“Startups in South Africa are not just solving local problems, but global ones too, and the rest of the world is taking notice,” Lethabo adds. “It’s exciting to see that startups born in South Africa are already expanding into global markets like the Netherlands, Germany and the US.”
In spite of all the hype, according to Eitan, South Africa’s startup success stories have not been enough to encourage widespread investment in new businesses.
Concerns about the country’s political instability, fluctuating economy and stringent rules on intellectual property, among other factors, make local and foreign investors reluctant to back South African enterprises.
“South Africa can be a harsh environment for local startups trying to raise funds,” says Eitan. “Our interest rates are high and local investors side towards safer investments in things such as property and stocks.”
Increasingly, locals say that entrepreneurs in South Africa are dependent on the few VC firms that are available as well as money from family and friends. This makes funding virtually inaccessible for many founders seeking a cash injection.

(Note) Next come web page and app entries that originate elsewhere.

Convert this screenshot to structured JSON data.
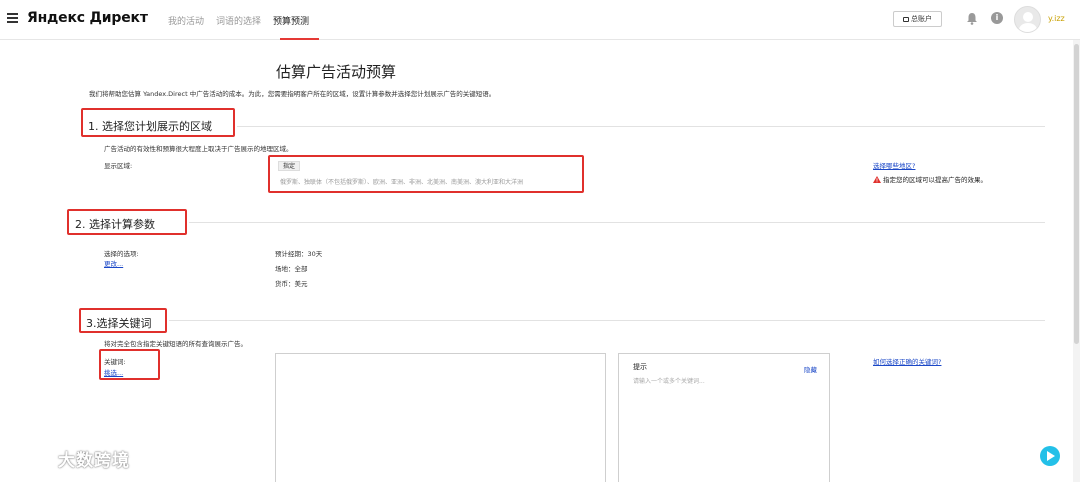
{
  "header": {
    "logo": "Яндекс Директ",
    "nav": [
      {
        "label": "我的活动",
        "active": false
      },
      {
        "label": "词语的选择",
        "active": false
      },
      {
        "label": "预算预测",
        "active": true
      }
    ],
    "account_button": "总账户",
    "username": "y.izz"
  },
  "page": {
    "title": "估算广告活动预算",
    "intro": "我们将帮助您估算 Yandex.Direct 中广告活动的成本。为此，您需要指明客户所在的区域，设置计算参数并选择您计划展示广告的关键短语。"
  },
  "section1": {
    "title": "1. 选择您计划展示的区域",
    "description": "广告活动的有效性和预算很大程度上取决于广告展示的地理区域。",
    "display_label": "显示区域:",
    "tag": "指定",
    "regions": "俄罗斯、独联体（不包括俄罗斯）、欧洲、亚洲、非洲、北美洲、南美洲、澳大利亚和大洋洲",
    "other_link": "选择哪些地区?",
    "warning": "指定您的区域可以提高广告的效果。"
  },
  "section2": {
    "title": "2. 选择计算参数",
    "selected_label": "选择的选项:",
    "change_link": "更改...",
    "period": "预计经期：30天",
    "platform": "场地：全部",
    "currency": "货币：美元"
  },
  "section3": {
    "title": "3.选择关键词",
    "description": "将对完全包含指定关键短语的所有查询展示广告。",
    "keywords_label": "关键词:",
    "pick_link": "挑选...",
    "how_link": "如何选择正确的关键词?",
    "hint_title": "提示",
    "hint_hide": "隐藏",
    "hint_placeholder": "请输入一个或多个关键词..."
  },
  "watermark": "大数跨境",
  "colors": {
    "accent_red": "#e0302c",
    "link_blue": "#1a47c7",
    "username_gold": "#c8a000"
  }
}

“More often than not, investment happens within very closed, exclusive circles,” says Lethabo. “Funders know the founders of the companies they want to support, and these financial transactions happen very much under the radar.”
Thoughts for the future
Although South Africa’s difficulties are unlikely to improve overnight, Eitan says that the Western Cape is determined to be an inclusive and supportive ecosystem.
“There are a lot of people here who want entrepreneurs to succeed, regardless of where they’ve come from,” he says, adding that Cape Town’s creative and entrepreneurial scene is brimming with helpful networks.
For Vanessa Maluleke, a Johannesburg local who runs her own organic skincare business, Sana Organics, the city’s “fresh jovial vibe” created by the diversity of people who live in and visit the city make running her own company all the more worthwhile.
“People are always out and always looking for the next best thing: new products to try and events to attend,” she says. “I find that the most support I receive is from strangers who genuinely love and relate to my brand.”
She adds that Joburg is quite a lucrative environment for startups – “one just needs to know their own pocket of clientele and market straight to them.”
Perhaps the number of new endeavours cropping up in the cities of Johannesburg and Cape Town get to the heart of what makes South Africa tick. The chilled attitude of Capetonians and the hustle inherent to entrepreneurs from Jozi are, to the locals, a good foundation for a sturdy startup scene to bloom.